A common security mechanism for the payment of child support or alimony is through a life insurance policy. If all of the existing life insurance is to remain in place as security there is nothing else to do. But what happens when one of the parties has the right to create a life insurance trust for the benefit of the minor children as agreed upon in the separation agreement and fails to do so.
One asset in military divorce that is becoming a more frequent topic of discussion is the member spouse's benefits under the Post 9/11 GI Bill. This program provides up to 36 months of educational benefits, which may be used up to 15 years after the service member's discharge from active duty. If the service member meets the service requirements, this benefit may be transferred to a service member's spouse or children.

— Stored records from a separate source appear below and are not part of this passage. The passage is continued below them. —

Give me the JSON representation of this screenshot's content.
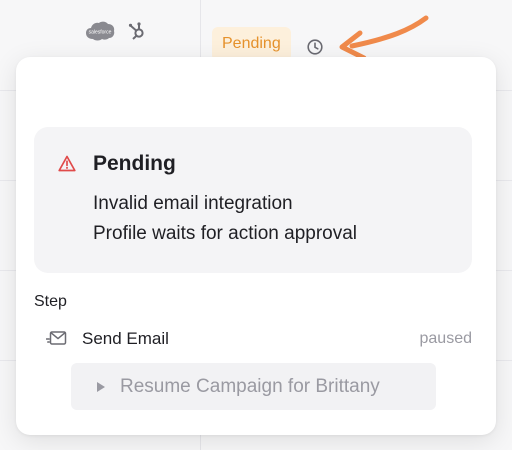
{
  "row": {
    "status_label": "Pending",
    "icons": [
      "salesforce-icon",
      "hubspot-icon",
      "clock-icon"
    ],
    "salesforce_text": "salesforce"
  },
  "popover": {
    "alert": {
      "icon": "warning-triangle-icon",
      "title": "Pending",
      "lines": [
        "Invalid email integration",
        "Profile waits for action approval"
      ]
    },
    "step_heading": "Step",
    "step": {
      "icon": "email-send-icon",
      "label": "Send Email",
      "status": "paused"
    },
    "resume_button": {
      "icon": "play-icon",
      "label": "Resume Campaign for Brittany"
    }
  },
  "colors": {
    "pending_text": "#e6922c",
    "pending_bg": "#fdf0dc",
    "warning": "#e04a4a",
    "annotation_arrow": "#f08a4b"
  }
}
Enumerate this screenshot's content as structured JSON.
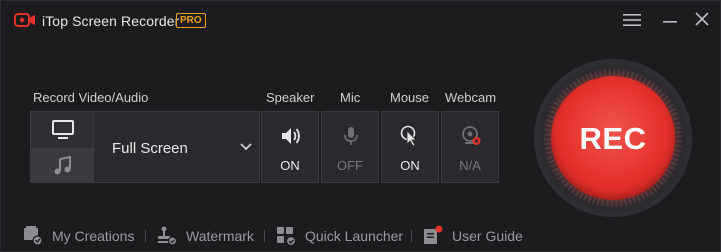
{
  "app": {
    "title": "iTop Screen Recorder",
    "badge": "PRO"
  },
  "sections": {
    "record": "Record Video/Audio",
    "speaker": "Speaker",
    "mic": "Mic",
    "mouse": "Mouse",
    "webcam": "Webcam"
  },
  "record_area": {
    "selected": "Full Screen"
  },
  "devices": {
    "speaker": {
      "state": "ON"
    },
    "mic": {
      "state": "OFF"
    },
    "mouse": {
      "state": "ON"
    },
    "webcam": {
      "state": "N/A"
    }
  },
  "rec_button": {
    "label": "REC"
  },
  "footer": {
    "my_creations": "My Creations",
    "watermark": "Watermark",
    "quick_launcher": "Quick Launcher",
    "user_guide": "User Guide"
  },
  "colors": {
    "accent_red": "#e5312c",
    "badge_orange": "#f0a020",
    "background": "#1c1c1f"
  },
  "icons": [
    "logo-icon",
    "menu-icon",
    "minimize-icon",
    "close-icon",
    "monitor-icon",
    "music-icon",
    "chevron-down-icon",
    "speaker-icon",
    "microphone-icon",
    "mouse-pointer-icon",
    "webcam-icon",
    "my-creations-icon",
    "watermark-icon",
    "quick-launcher-icon",
    "user-guide-icon"
  ]
}
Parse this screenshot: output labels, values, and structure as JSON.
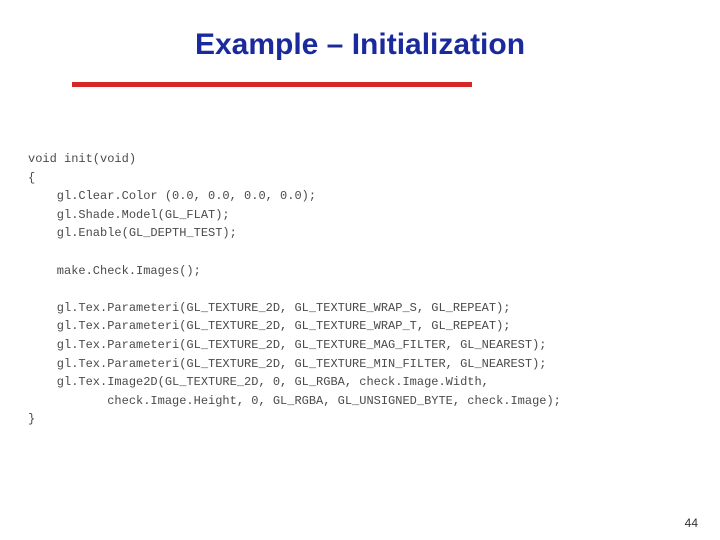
{
  "title": "Example – Initialization",
  "page_number": "44",
  "code": "void init(void)\n{\n    gl.Clear.Color (0.0, 0.0, 0.0, 0.0);\n    gl.Shade.Model(GL_FLAT);\n    gl.Enable(GL_DEPTH_TEST);\n\n    make.Check.Images();\n\n    gl.Tex.Parameteri(GL_TEXTURE_2D, GL_TEXTURE_WRAP_S, GL_REPEAT);\n    gl.Tex.Parameteri(GL_TEXTURE_2D, GL_TEXTURE_WRAP_T, GL_REPEAT);\n    gl.Tex.Parameteri(GL_TEXTURE_2D, GL_TEXTURE_MAG_FILTER, GL_NEAREST);\n    gl.Tex.Parameteri(GL_TEXTURE_2D, GL_TEXTURE_MIN_FILTER, GL_NEAREST);\n    gl.Tex.Image2D(GL_TEXTURE_2D, 0, GL_RGBA, check.Image.Width,\n           check.Image.Height, 0, GL_RGBA, GL_UNSIGNED_BYTE, check.Image);\n}"
}
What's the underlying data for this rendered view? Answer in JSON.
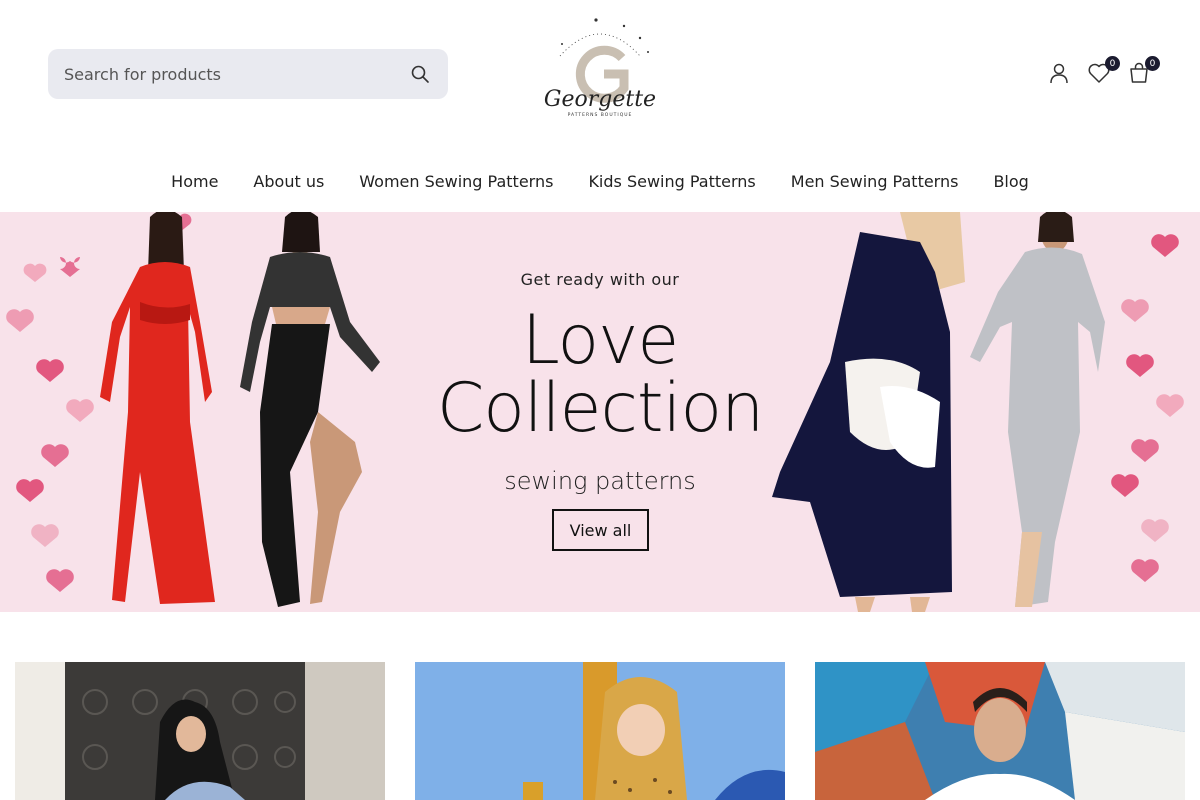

If you meet the Massachusetts divorce requirements, you may then proceed with filing for divorce. The divorce filing process depends on the type of divorce you are requesting.
In order to file for a divorce in Massachusetts residency requirements must be met for the court to accept the case. These residency requirements are, in part, dependent upon where the grounds for divorce took place. Grounds for the divorce simply means the reason for the divorce.
Military retirement benefits are not handled in the same manner as private pension plans, which are governed by ERISA (Employee Retirement Income Security Act). Dividing military benefits as part of a divorce case is not easy.
The question before the Supreme Judical Court in Bower v. Bourney-Bower, was whether a Probate and Family Court judge has the authority to appoint a parent coordinator. A parent coordinator can be an attorney or a professional with a background, education, experience and training in psychology and/or mental health who serves as a third party neutral.
No good parent wants to impart stress, anxiety and ill will in the hearts of the children especially during the holiday season.
Everyone knows that a divorce typically involves dividing your marital assets. In a military divorce those assets frequently include the service member's military benefits, such as the right to military retirement pay and healthcare for the children.